Spring. It's finally here. The daffodils are blooming. The hyacinths are up. The dogs come in almost every day with muddy paws, so I have semi-permanent footprints on the window sills where they peer out to see who's coming.
Spring. It's finally here. The daffodils are blooming. The hyacinths are up. The dogs come in almost every day with muddy paws, so I have semi-permanent footprints on the window sills where they peer out to see who's coming. And we added three or four more trees to our developing orchard. We've also got two loads of mulch on the way and days of weeding and mulching in our future.
Of course, it's never a bad time to plant a new idea or try a new approach. But I'm actually opening packages from nurseries right now, so I'm thinking about cycles of growth. And to me, spring always seems like a perfect time for new beginnings.
Still, deciding to do something differently or tackle a new project isn't enough. Just like tending a garden, it takes tenacity to reap a harvest.
But in the spring, you prepare for the growth. And growth is a good thing, whether you decide to focus on cherries or practice income or team members' skills. But it's not always easy.
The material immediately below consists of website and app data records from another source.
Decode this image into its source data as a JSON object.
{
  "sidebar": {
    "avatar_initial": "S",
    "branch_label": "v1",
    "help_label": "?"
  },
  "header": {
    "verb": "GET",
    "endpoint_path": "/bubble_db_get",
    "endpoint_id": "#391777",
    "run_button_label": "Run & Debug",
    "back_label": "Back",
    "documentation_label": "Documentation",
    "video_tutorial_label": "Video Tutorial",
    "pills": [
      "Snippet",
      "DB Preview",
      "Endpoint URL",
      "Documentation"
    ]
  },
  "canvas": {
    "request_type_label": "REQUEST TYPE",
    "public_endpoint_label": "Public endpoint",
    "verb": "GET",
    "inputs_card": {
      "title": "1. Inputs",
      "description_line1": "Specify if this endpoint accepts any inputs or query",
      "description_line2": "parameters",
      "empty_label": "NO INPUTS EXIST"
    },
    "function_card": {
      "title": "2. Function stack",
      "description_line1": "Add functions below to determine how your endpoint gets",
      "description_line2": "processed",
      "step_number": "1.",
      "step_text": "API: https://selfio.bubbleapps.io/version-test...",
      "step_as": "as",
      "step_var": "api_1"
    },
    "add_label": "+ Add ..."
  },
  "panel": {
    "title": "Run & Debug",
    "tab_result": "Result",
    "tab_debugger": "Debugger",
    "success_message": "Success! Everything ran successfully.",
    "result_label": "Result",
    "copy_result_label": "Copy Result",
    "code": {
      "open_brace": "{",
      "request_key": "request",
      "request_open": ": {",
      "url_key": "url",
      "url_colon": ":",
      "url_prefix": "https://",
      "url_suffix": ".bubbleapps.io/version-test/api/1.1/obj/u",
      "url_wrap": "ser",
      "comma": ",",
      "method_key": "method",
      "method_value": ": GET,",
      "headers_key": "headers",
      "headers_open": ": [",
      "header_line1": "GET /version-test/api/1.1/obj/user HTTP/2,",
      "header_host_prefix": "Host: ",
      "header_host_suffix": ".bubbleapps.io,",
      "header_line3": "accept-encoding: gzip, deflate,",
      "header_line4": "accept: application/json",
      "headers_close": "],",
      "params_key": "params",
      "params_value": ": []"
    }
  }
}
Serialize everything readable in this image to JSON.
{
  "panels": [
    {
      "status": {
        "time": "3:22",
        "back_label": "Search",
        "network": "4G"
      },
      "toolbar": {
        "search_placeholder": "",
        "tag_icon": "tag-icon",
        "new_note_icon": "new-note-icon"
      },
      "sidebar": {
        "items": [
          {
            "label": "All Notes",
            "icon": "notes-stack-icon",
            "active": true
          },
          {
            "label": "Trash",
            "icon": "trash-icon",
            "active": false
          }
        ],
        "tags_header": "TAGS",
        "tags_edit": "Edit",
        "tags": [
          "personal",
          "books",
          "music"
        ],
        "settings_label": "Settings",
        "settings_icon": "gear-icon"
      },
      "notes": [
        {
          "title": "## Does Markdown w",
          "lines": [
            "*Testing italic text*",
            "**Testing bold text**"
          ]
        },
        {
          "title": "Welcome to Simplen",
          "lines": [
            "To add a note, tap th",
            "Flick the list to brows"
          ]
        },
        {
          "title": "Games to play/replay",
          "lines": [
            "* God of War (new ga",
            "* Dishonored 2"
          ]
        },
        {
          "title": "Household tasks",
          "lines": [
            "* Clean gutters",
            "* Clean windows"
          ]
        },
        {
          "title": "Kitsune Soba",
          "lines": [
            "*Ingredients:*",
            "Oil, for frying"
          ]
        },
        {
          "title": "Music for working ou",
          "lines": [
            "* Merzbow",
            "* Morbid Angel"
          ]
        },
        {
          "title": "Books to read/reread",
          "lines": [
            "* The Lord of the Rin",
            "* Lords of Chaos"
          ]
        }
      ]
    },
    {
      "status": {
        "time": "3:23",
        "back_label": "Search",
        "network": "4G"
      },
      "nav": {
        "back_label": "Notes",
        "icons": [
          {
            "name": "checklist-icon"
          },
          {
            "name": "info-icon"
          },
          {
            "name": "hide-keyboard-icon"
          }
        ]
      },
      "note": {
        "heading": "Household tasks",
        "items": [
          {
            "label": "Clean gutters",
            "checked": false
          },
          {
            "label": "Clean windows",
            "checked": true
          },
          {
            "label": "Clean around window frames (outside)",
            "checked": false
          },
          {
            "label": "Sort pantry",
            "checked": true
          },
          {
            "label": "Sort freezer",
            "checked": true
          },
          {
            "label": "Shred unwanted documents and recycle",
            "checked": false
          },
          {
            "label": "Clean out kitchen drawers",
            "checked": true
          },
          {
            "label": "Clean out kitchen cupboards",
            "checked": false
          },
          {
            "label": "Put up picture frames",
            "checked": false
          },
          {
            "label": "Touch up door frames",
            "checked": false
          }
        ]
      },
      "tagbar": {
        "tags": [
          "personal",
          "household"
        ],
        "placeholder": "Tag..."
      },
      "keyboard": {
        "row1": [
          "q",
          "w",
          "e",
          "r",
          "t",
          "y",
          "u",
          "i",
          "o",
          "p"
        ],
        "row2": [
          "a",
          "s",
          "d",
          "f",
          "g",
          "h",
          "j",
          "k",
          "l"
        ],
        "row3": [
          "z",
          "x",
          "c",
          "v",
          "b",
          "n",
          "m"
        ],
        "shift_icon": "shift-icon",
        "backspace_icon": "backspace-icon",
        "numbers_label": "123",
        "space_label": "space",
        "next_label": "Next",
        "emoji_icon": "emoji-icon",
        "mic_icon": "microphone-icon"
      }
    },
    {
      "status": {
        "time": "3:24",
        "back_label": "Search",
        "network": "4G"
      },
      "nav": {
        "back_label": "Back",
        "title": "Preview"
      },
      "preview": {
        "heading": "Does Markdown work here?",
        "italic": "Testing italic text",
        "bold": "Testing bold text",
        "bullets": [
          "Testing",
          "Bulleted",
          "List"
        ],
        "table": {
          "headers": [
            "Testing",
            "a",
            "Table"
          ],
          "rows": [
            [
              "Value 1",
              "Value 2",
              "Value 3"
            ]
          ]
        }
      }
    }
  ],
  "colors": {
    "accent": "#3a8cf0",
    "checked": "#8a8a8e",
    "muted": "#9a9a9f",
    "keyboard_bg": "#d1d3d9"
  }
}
In the yard, you prepare the soil, choose the best timing—and hope for decent weather. After all, it certainly helps if you don't get a late freeze and do get plenty of rain.
At work, the prep is no less demanding. If you're looking to grow your role in the practice or your production or your income, you likely need to focus on improving your skills. You may need training on a new medical technique or more focus on how to present your recommendations to clients to make it to the top of the hill you've set your sights on.
If you're an owner and you want to grow your business, you may need to invest in more or stronger team members, additional training, or new equipment to reap new rewards. Or you may need to address problems that are holding you back today, distracting your team and draining your energy. (See "Conflict" if unresolved disagreements with your colleagues in practice is on your list of problems.) With those barriers out of the way, you can jump in with more focus and enthusiasm.
With the seeds planted, you'll have to defend your garden from the weeds and pests. You know, stuff like resistance to change, other demands on your time, dissatisfied team members who drain your team's energy. But you know better than anyone what challenges you face. So you're the best person to decide what you'll do about them.
If you're lucky, you'll see your seeds growing. This always helps me stay motivated—the leaves budding out and the thought of a great harvest.
Now, I do understand that growth comes with pain. I've been there. But I have confidence that you'll find a way to achieve your goals. All that ground work will pay off. And you'll get excited about what you've achieved. Which will give you the confidence to tackle the next challenge in your career or in your practice.
I've got a shovel if you need one. What seeds are you planting this season?
Marnette Denell Falley
Marnette Denell Falley, Editor